A man runs up the stairs of St. Mary’s Church before Mass in Tohatchi, N.M.  (CNS photo/Bob Roller)

Despite a national trend of decreasing Mass attendance and shrinking parishes, bright spots of hope can be found in the vibrant, active and growing parishes that do exist across the United States.

A new parish, St. Clare of Assisi in Daniel Island, South Carolina, founded in 2014 shines as a point of hope.

About 800 households of 2,300 individuals currently meet in the local Catholic high school gymnasium while the plans to construct the church building are underway. Parishioners have raised $14 million of the $15.6 million of the project cost in a mere 18 months.

The pastor, Father Gregory West, attributes part of the growth of the parish to the population boom happening in the Charleston region, which is growing three times faster than the U.S. average.

“The fact that we’re a new parish means that we’re doing things a little bit differently than many other parishes.
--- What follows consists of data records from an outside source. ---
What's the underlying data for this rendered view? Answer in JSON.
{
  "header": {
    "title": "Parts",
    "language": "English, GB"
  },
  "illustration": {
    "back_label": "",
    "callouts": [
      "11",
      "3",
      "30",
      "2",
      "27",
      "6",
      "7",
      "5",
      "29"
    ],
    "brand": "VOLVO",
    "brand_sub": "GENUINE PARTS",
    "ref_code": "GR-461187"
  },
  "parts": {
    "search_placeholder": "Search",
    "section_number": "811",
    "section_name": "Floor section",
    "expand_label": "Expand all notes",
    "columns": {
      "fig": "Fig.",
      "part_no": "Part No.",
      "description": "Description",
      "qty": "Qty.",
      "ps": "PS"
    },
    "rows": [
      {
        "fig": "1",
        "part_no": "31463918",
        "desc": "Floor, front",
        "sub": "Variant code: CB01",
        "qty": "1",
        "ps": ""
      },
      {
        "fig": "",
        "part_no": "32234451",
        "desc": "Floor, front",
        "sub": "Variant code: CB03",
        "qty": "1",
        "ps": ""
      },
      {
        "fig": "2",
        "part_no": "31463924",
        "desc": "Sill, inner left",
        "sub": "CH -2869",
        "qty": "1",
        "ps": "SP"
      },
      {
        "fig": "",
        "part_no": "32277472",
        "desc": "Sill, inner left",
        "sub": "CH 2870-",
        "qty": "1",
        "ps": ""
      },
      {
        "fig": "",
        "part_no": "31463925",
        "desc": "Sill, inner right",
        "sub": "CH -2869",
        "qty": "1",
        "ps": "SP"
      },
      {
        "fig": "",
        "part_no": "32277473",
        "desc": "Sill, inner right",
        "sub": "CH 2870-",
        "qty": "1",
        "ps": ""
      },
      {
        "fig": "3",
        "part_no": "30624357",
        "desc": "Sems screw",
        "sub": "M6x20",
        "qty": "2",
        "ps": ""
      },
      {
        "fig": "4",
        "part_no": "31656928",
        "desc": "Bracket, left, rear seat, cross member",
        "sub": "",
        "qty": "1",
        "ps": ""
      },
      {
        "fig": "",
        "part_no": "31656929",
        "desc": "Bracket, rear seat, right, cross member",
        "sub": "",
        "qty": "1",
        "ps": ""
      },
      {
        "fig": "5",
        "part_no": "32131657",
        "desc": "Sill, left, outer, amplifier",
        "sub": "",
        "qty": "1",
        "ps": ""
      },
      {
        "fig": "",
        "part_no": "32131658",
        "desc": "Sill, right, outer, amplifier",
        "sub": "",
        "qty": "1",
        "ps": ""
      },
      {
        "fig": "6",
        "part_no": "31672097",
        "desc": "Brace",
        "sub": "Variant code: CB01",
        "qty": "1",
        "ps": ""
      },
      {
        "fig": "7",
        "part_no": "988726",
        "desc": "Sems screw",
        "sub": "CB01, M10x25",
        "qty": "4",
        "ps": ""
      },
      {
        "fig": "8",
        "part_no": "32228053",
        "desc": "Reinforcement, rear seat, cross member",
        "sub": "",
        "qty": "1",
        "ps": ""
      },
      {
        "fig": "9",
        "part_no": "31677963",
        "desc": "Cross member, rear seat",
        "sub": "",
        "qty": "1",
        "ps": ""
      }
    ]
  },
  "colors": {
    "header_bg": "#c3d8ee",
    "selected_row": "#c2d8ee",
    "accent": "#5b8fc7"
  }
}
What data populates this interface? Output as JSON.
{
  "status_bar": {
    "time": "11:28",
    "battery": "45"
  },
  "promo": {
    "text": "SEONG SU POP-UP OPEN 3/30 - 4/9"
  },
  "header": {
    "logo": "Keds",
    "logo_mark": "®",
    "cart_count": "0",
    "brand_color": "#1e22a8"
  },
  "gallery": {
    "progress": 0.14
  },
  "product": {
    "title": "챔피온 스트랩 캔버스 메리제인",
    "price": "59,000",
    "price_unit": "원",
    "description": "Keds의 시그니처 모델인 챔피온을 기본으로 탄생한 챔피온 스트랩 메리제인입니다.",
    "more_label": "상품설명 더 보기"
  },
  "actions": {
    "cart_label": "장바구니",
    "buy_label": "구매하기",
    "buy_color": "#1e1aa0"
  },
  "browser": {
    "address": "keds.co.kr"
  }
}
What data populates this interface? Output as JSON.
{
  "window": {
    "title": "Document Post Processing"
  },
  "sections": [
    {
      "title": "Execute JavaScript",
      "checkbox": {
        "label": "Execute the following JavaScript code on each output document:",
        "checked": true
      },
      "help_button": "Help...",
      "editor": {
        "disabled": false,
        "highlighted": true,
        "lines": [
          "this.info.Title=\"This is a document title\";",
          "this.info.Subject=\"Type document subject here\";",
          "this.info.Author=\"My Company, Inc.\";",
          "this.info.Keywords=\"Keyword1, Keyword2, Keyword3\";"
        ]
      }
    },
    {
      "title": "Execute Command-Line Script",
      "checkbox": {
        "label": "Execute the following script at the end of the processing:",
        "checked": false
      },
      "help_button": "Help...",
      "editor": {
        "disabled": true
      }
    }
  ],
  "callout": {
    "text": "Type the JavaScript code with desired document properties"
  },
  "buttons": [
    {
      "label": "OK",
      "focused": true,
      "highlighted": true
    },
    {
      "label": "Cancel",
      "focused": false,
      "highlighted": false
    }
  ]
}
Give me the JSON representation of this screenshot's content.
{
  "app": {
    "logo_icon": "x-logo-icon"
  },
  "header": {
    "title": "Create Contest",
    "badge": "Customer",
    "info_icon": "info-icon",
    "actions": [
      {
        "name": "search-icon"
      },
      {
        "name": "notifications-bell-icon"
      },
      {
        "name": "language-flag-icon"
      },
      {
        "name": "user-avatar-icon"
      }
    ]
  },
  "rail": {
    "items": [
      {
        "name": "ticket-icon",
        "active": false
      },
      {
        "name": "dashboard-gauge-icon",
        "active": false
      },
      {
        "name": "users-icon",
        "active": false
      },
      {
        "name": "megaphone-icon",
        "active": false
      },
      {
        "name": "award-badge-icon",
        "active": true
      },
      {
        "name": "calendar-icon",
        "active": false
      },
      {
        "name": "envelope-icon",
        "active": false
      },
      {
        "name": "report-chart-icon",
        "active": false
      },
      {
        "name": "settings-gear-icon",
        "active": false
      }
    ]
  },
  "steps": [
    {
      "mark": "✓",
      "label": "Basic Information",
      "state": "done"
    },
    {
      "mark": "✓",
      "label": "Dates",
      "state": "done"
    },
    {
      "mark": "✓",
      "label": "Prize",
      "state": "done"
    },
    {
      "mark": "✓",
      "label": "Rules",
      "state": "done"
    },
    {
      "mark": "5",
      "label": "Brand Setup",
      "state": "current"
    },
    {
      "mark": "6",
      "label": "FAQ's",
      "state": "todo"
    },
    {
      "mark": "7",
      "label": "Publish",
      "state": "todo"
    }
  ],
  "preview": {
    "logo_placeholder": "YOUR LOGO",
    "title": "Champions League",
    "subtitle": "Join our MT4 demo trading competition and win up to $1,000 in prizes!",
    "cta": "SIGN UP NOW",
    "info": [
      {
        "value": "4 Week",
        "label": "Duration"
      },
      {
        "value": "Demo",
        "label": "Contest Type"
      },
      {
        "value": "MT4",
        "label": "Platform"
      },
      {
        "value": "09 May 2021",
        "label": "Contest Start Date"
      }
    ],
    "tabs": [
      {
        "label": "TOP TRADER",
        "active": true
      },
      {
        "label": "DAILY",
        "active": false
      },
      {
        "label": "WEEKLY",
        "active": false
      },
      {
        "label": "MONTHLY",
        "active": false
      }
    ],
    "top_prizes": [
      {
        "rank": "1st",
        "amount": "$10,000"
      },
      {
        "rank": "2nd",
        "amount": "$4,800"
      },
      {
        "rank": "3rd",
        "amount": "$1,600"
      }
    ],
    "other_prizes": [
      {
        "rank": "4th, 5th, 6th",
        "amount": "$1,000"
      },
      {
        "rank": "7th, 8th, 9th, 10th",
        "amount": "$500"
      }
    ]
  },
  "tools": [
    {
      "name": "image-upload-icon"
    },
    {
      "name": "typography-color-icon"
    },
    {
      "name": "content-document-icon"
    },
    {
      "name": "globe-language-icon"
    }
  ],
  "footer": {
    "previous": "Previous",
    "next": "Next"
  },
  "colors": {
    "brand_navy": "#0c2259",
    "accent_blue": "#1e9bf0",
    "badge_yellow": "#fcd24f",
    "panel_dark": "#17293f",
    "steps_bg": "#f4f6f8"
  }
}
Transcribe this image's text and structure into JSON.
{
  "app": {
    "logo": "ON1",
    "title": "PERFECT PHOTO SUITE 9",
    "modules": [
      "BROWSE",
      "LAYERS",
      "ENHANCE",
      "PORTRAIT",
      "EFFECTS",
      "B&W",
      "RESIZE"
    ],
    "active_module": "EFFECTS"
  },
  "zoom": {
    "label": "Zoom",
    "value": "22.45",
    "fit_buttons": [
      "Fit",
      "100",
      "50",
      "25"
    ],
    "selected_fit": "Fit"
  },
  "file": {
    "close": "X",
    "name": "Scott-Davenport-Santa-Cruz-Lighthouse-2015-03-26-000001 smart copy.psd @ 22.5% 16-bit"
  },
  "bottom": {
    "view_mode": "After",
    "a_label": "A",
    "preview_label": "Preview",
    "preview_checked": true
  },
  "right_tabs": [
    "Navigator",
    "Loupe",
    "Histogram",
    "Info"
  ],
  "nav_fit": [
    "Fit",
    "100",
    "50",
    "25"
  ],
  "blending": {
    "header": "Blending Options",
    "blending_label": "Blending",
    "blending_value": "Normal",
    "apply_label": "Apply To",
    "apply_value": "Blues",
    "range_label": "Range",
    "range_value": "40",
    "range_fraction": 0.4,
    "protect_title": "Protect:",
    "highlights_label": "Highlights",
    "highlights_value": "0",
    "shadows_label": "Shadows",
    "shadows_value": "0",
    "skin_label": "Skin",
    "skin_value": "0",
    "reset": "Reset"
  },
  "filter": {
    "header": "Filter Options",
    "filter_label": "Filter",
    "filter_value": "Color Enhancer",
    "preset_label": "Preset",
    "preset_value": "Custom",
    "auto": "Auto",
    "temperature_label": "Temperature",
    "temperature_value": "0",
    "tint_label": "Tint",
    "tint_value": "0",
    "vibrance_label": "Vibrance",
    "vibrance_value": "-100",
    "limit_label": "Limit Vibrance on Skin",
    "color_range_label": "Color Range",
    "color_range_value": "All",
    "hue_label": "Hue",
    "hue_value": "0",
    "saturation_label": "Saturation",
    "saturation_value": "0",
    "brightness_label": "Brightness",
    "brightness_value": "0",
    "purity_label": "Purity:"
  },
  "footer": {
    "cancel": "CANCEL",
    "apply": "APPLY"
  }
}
We’re thinking outside of the box a little bit,” Father West said, pointing to the parish’s emphasis on using technology.

Because young people are shopping for parishes and don’t necessarily have the “Catholic brand loyalty that our parents did” even small gestures like a “New here?” tab on the parish website can make a difference, he said.

“We have to be on the edge, at the front of things, to be as welcoming and inviting as we can,” Father West added.

A spirit of welcome can also be found at St. Paul Catholic Center at Indiana University Bloomington.


“St. Paul’s has always prided itself in being a very welcoming parish, so we really go out of our way to welcome people to the parish,” said Dominican Father John Meany, the pastor.

Both a Newman center and a parish of 500 registered households, the center sits surrounded by fraternities, sororities and athletic fields on a campus of more than 43,000 undergraduate and graduate students.

During the school year, Mass attendance averages between 1,200 and 1,300 for six weekend Masses.

Apart from Mass, both students and parishioners can find a ministry or activity to tap into: Bible studies; retreats; book clubs; Teams of Our Lady, a ministry for married couples to meet in small groups; free Sunday student suppers; and both a Latino and Korean community.

Father Meany sees the growth of the center as a result of its hospitality, the availability of the sacraments, the number of daily and weekend Masses offered during the academic year, FOCUS missionaries and the presence of three priests on staff.


In an area of the country with large numbers of nonbelievers, St. Joseph’s Parish in Seattle has seen gradual growth in its numbers.

In 2012, Mass attendance averaged 863; in 2014, it grew to 1,004; in 2016, it bumped up to 1,063; and so far in 2018, attendance has averaged 1,113.

Deacon Steve Wodzanowski, the pastoral associate, sees part of the attraction to St. Joseph’s in its Jesuit outlook.

“We’re always looking for how we can serve what they call the ‘magis,’ the greater glory of God in the world,” he said.

The parish doesn’t shy away from integrating faith into the issues of the day, whether its holding memorial services after gun shootings, hosting listening sessions and conversations on topics like racism, or creating awareness about migration.

“Right now, we have a big display in our church. We’ve used our sanctuary very creatively, we’ve put up stories about refugees and immigration,” he said.

Their Ignatian spirituality guides the parish “to be at the heart of the church but also to be at the frontier,” he said, and “we want to sort of push the envelope a little bit, take a few risks, challenge our parishioners to take some risks.”

But for a parish to be truly vibrant, it must accompany as well as challenge its members. “It’s the little things that people do for each other that I feel like people in the pews are watching every weekend,” Deacon Wodzanowski said.


Capizzi is the special projects editor at Catholic News Service.